Only the lines holding "category" are wanted. Copy every one from the records below.

Information given:
╔══
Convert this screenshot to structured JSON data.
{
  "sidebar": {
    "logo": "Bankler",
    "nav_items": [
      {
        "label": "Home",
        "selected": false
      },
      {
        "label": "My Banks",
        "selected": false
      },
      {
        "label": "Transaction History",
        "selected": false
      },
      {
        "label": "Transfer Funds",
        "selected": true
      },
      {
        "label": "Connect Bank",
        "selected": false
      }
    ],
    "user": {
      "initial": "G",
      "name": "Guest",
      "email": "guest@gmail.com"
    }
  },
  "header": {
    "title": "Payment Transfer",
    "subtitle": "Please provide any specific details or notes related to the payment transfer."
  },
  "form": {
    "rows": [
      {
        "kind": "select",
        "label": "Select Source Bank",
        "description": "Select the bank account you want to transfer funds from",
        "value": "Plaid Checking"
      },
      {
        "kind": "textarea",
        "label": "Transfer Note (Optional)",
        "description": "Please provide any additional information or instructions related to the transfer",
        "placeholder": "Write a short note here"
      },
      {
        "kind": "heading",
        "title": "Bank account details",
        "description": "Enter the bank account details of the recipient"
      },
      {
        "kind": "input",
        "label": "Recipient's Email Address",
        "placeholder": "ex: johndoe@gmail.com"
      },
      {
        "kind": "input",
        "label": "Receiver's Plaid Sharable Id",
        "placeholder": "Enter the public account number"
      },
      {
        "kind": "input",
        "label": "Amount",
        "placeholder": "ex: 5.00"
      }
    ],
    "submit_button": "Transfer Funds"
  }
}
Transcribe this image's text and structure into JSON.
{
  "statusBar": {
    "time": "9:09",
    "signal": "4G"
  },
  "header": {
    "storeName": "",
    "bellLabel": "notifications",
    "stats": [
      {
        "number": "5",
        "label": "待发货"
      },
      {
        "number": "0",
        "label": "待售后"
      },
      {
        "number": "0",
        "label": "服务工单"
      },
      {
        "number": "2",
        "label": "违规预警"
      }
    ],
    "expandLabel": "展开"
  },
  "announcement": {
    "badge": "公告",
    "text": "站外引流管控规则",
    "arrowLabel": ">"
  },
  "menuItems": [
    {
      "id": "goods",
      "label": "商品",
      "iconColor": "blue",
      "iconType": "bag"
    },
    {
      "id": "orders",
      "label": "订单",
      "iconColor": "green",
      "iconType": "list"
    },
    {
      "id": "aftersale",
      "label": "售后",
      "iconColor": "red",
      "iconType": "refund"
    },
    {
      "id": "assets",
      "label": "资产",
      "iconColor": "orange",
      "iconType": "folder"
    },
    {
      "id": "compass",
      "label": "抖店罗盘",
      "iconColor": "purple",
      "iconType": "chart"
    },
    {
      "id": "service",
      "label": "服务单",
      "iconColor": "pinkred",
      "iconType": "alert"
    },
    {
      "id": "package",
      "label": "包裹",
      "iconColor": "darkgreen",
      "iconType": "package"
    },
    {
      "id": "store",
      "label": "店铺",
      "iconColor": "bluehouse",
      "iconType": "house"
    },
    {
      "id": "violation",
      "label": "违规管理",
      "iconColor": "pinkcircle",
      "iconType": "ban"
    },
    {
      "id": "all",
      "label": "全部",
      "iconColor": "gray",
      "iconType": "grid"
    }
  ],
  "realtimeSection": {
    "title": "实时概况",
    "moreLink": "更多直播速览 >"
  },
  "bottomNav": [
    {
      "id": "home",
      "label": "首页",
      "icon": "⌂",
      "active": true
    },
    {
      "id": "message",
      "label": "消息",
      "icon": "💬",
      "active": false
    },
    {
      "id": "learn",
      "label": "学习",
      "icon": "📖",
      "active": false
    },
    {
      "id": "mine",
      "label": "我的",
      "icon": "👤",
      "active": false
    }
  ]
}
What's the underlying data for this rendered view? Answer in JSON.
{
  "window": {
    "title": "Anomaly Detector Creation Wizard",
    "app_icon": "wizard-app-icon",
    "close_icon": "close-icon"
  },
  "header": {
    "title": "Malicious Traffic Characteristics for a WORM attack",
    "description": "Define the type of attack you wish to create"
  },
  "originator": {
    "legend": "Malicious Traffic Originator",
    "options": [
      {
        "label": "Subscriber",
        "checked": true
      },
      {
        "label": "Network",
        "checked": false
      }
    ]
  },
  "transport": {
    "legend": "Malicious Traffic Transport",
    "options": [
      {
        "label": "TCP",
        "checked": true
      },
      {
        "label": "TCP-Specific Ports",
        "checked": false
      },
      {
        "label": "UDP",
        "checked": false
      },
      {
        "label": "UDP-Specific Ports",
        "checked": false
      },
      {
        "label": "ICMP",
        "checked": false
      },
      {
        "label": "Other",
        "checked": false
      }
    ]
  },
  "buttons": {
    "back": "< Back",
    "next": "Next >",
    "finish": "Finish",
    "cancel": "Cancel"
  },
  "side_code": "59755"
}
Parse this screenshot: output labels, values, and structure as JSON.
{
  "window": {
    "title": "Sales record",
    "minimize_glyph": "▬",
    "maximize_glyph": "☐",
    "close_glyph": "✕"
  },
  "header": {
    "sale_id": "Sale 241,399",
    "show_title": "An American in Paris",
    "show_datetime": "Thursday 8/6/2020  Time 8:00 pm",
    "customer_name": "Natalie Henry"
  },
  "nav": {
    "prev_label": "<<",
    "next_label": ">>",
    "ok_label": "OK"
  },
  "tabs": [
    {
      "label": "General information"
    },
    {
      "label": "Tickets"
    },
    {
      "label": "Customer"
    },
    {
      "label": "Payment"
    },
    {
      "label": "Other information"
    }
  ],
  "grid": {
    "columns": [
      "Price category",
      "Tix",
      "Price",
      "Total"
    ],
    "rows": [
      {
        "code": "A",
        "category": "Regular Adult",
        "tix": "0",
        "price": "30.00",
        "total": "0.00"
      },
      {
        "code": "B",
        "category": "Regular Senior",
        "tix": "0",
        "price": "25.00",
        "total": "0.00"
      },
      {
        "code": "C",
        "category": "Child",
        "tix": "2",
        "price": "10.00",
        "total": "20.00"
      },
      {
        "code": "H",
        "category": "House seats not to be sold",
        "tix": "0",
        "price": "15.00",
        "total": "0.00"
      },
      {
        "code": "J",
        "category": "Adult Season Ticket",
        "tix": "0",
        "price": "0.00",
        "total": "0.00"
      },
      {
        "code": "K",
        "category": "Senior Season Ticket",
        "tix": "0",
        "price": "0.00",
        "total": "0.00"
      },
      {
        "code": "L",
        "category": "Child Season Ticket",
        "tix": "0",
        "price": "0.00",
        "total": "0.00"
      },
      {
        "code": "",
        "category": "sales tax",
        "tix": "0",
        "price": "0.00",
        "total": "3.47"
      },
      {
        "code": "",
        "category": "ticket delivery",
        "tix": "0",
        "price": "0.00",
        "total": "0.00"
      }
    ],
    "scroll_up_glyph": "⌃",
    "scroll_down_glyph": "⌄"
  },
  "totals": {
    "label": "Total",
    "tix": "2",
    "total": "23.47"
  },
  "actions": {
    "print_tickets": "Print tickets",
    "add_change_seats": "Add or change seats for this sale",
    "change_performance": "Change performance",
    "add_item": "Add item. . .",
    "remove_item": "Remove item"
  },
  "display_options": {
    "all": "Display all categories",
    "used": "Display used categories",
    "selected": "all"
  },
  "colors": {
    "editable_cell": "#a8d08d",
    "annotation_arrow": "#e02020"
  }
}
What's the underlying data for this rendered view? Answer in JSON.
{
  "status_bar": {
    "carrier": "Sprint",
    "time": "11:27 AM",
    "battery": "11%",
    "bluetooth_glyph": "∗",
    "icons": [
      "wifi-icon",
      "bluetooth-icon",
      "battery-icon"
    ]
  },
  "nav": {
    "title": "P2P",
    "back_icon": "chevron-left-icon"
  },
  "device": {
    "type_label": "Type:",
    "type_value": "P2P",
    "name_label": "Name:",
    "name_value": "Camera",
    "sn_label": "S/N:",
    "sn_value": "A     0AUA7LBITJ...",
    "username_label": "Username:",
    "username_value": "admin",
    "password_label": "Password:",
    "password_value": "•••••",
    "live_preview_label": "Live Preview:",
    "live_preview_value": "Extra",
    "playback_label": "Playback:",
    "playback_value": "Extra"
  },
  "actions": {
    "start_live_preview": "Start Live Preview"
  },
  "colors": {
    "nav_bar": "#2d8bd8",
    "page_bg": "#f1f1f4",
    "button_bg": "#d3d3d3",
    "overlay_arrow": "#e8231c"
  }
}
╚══
Task response:
      "Price category",
        "category": "Regular Adult",
        "category": "Regular Senior",
        "category": "Child",
        "category": "House seats not to be sold",
        "category": "Adult Season Ticket",
        "category": "Senior Season Ticket",
        "category": "Child Season Ticket",
        "category": "sales tax",
        "category": "ticket delivery",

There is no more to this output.